Description of the task
Copy out each line of the data below in which "this" appears.

>>>

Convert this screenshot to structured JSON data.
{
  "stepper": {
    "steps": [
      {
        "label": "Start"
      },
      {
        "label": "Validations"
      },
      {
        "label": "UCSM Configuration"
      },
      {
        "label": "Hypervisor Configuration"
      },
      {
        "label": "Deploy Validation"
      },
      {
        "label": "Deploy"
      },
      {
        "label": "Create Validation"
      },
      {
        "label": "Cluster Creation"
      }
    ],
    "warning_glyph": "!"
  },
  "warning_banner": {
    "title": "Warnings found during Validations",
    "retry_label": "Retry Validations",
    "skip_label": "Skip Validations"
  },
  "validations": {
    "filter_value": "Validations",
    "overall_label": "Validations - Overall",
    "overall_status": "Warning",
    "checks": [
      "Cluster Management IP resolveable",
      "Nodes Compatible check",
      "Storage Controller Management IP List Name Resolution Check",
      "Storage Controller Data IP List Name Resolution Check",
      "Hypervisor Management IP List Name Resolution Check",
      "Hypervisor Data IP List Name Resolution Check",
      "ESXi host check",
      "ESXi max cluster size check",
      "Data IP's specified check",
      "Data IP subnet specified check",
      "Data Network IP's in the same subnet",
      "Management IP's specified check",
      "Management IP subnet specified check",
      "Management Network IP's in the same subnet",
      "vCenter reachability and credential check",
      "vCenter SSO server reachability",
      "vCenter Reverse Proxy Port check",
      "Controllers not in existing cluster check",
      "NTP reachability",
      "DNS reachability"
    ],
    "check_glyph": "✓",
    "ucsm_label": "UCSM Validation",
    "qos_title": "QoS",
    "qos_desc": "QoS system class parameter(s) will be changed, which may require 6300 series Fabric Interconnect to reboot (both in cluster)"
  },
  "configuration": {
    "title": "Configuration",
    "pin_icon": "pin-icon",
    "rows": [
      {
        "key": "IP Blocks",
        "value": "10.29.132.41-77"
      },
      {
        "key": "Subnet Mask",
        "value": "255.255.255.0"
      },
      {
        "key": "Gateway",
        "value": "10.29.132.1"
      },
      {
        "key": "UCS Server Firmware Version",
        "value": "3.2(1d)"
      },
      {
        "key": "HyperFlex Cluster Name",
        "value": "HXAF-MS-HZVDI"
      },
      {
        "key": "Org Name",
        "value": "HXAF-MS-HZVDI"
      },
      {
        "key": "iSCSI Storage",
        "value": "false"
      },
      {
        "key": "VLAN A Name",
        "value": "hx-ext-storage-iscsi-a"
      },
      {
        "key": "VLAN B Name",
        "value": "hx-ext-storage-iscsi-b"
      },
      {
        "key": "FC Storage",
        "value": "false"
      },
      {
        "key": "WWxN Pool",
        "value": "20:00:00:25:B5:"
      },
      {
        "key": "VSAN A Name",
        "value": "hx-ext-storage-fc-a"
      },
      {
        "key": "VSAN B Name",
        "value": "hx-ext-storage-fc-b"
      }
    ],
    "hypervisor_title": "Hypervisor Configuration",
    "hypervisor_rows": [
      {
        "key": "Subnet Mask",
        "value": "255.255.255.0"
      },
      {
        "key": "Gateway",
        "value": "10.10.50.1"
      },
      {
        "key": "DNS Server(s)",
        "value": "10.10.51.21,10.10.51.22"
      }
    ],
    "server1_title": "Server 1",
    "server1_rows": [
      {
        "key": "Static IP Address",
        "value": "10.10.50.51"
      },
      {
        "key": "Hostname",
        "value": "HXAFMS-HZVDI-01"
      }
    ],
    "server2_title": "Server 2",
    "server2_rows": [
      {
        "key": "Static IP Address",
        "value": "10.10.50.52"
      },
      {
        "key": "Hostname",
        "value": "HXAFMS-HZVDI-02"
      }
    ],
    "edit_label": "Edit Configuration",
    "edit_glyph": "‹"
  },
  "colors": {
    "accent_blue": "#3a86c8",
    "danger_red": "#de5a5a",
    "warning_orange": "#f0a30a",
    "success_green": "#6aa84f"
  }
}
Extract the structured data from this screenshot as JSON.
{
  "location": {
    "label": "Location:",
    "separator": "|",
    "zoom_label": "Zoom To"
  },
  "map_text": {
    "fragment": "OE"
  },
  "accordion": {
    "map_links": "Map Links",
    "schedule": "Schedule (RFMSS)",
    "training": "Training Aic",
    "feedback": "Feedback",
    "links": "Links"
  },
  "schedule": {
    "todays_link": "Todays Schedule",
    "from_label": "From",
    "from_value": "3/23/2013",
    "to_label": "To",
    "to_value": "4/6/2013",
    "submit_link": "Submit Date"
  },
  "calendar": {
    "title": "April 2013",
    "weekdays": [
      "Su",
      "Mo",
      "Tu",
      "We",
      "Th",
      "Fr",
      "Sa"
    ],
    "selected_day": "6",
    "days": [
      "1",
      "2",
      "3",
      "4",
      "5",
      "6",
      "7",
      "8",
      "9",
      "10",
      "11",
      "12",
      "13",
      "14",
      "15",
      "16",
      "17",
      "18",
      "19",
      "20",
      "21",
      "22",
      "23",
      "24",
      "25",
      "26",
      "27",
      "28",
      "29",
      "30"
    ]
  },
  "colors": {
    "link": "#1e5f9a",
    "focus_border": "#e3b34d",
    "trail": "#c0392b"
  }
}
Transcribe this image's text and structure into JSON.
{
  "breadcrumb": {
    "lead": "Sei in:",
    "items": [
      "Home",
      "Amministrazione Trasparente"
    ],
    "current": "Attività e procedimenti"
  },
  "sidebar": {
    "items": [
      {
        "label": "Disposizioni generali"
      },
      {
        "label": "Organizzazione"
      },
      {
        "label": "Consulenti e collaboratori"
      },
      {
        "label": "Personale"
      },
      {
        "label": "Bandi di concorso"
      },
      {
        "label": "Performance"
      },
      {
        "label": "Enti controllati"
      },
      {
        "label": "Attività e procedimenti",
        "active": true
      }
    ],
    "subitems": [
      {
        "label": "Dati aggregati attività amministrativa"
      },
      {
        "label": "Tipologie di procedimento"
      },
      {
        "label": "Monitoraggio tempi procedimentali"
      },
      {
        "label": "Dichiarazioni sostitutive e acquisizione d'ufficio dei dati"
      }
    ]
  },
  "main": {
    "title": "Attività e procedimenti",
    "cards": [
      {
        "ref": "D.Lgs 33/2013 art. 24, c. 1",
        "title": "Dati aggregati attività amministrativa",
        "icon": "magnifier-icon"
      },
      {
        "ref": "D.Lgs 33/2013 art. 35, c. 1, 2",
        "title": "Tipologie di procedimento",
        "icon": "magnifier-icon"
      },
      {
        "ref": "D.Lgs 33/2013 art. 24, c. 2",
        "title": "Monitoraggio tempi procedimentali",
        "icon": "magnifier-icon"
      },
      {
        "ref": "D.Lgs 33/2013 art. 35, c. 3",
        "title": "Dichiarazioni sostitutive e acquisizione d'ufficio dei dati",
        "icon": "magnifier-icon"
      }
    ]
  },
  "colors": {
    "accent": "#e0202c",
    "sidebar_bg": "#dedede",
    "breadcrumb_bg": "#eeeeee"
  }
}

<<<

Written answer
Convert this screenshot to structured JSON data.
Extract the structured data from this screenshot as JSON.
Transcribe this image's text and structure into JSON.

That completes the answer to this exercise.